[Records from a dataset]
* * * * * * * * *
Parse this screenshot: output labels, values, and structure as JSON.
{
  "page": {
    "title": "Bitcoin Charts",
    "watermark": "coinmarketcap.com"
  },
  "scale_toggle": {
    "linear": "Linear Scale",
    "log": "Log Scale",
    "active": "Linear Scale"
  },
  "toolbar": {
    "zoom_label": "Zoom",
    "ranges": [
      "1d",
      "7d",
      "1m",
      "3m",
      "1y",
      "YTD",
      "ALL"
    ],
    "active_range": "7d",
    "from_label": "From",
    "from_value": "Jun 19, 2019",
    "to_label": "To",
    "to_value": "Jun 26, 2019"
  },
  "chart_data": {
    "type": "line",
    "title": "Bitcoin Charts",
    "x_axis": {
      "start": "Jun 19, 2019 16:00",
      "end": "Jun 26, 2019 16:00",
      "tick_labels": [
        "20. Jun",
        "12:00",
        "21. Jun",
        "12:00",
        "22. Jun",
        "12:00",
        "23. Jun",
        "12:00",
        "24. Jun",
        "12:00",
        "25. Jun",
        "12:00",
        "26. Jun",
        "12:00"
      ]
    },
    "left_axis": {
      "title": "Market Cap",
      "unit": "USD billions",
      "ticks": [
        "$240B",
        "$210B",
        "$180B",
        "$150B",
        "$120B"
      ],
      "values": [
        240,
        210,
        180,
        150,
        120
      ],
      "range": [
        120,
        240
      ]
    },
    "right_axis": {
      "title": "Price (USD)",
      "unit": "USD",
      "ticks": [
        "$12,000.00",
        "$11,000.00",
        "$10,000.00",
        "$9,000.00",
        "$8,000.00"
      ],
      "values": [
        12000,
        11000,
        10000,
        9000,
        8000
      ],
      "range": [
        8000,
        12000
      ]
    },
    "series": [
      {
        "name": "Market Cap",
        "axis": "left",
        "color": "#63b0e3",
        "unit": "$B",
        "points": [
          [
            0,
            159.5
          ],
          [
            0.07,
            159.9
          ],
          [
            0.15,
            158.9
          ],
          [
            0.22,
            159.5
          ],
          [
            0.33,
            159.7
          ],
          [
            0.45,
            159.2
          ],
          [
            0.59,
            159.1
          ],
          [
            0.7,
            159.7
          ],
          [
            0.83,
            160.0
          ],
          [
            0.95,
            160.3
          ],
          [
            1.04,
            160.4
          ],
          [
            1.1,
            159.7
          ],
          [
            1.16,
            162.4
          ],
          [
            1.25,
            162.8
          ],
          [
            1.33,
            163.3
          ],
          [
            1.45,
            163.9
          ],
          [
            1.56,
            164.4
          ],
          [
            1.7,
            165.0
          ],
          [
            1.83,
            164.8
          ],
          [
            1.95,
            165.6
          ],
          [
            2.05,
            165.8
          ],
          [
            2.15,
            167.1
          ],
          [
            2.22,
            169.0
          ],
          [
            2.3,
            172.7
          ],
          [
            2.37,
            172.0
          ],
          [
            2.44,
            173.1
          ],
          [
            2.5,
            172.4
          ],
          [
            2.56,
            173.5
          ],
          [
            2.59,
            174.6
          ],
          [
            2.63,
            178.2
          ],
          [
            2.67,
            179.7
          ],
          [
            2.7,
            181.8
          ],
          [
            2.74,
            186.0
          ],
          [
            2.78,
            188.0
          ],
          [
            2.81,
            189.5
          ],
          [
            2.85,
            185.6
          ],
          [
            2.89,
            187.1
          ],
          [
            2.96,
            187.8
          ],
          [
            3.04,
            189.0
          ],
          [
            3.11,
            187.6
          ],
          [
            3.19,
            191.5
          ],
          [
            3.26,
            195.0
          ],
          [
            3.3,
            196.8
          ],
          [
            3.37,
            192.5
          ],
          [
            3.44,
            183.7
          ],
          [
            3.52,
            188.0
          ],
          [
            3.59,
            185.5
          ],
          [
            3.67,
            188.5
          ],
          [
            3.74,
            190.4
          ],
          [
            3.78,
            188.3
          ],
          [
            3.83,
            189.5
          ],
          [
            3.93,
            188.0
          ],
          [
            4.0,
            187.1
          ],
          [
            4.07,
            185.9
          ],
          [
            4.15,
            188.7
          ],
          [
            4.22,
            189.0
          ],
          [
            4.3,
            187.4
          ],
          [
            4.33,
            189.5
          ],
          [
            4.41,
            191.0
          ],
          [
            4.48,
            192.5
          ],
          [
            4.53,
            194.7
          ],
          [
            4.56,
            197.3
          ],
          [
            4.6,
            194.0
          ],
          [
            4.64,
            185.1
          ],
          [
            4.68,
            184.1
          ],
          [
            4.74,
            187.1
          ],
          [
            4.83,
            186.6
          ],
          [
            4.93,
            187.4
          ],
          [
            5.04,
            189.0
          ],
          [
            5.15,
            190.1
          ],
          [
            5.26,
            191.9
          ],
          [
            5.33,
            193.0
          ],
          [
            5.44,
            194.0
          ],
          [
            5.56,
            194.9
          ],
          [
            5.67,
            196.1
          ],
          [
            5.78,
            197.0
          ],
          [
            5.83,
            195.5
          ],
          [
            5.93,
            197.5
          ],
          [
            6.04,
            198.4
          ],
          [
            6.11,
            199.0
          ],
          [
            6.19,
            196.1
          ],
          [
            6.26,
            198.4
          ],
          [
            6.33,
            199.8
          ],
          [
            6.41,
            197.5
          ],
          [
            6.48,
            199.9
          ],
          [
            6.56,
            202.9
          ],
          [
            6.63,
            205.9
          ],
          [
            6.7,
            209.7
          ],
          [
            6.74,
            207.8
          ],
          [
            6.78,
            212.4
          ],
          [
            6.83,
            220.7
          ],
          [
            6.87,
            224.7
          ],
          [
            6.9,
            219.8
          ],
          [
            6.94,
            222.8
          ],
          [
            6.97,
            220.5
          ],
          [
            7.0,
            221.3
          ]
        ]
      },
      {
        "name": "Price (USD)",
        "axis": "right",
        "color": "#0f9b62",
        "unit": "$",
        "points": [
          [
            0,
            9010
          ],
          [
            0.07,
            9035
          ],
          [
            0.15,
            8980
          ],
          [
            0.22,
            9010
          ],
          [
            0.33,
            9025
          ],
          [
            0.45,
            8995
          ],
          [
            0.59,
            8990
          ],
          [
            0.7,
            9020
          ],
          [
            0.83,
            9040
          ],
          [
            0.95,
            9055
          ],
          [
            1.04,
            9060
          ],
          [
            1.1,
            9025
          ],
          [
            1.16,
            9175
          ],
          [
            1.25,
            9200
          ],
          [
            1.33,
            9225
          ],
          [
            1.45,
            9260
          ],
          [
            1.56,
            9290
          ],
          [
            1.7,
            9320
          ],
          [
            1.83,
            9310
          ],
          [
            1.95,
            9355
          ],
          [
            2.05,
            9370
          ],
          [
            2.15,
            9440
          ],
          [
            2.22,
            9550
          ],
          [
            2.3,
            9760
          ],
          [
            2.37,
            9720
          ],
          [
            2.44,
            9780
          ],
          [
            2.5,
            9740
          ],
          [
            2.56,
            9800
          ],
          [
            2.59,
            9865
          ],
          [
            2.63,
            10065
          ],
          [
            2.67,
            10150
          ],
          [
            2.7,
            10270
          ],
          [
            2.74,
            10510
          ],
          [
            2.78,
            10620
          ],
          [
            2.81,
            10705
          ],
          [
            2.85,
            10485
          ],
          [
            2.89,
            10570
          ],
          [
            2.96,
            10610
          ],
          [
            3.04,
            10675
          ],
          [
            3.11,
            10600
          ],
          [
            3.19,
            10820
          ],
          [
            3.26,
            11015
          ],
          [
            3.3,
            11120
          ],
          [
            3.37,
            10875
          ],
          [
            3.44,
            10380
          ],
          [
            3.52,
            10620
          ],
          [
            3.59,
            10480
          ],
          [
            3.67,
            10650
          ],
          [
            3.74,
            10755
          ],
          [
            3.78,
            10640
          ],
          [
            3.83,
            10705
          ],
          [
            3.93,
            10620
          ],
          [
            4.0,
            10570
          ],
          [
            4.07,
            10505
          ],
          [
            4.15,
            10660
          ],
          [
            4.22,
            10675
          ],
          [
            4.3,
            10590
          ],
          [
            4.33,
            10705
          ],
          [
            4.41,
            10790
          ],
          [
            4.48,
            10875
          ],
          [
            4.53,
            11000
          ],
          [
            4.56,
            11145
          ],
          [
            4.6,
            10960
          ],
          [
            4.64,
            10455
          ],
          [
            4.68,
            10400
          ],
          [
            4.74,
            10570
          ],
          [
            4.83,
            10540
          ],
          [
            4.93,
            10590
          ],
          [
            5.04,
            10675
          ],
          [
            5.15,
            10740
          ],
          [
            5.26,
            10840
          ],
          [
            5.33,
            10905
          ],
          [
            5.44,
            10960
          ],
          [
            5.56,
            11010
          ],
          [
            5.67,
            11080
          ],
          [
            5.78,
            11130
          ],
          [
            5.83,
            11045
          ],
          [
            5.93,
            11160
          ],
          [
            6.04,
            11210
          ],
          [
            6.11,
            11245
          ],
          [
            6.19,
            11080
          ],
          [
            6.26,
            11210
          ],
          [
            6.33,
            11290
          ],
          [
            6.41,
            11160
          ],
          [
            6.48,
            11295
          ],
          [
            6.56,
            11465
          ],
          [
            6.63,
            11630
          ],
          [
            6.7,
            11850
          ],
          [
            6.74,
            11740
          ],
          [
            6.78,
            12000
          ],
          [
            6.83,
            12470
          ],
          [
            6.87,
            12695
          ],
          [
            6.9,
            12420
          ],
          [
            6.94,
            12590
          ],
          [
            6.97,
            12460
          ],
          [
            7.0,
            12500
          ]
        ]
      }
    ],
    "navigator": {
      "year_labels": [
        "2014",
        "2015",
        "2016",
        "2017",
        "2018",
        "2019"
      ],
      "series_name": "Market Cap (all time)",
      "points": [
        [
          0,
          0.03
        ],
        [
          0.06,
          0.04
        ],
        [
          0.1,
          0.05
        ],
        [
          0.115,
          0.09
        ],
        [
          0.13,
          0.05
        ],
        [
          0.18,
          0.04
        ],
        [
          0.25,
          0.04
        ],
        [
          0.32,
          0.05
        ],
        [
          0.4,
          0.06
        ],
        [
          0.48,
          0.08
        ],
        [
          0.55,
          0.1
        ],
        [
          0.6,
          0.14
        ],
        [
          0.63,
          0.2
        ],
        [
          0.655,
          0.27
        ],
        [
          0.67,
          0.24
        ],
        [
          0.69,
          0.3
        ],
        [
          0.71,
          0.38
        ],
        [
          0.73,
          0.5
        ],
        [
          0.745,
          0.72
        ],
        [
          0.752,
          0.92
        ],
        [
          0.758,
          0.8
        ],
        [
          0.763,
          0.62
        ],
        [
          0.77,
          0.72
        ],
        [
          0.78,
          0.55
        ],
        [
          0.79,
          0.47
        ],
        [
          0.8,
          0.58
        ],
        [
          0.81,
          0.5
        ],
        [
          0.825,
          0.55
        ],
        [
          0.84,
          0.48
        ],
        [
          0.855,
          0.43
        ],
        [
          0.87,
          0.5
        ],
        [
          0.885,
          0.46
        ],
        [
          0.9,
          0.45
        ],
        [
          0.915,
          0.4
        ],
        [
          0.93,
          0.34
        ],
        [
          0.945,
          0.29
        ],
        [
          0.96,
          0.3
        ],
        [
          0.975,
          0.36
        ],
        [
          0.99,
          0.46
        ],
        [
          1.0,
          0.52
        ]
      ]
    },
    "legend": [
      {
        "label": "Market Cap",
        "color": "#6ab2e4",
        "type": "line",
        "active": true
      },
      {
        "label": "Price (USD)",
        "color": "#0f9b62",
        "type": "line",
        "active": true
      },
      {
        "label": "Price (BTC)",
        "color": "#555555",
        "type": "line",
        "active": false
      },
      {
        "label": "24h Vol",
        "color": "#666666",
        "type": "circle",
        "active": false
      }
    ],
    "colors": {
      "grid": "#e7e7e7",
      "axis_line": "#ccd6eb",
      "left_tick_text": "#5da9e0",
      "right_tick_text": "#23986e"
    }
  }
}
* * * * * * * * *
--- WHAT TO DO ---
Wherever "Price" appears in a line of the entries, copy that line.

--- REPLY TO THE TASK ---
      "title": "Price (USD)",
        "name": "Price (USD)",
        "label": "Price (USD)",
        "label": "Price (BTC)",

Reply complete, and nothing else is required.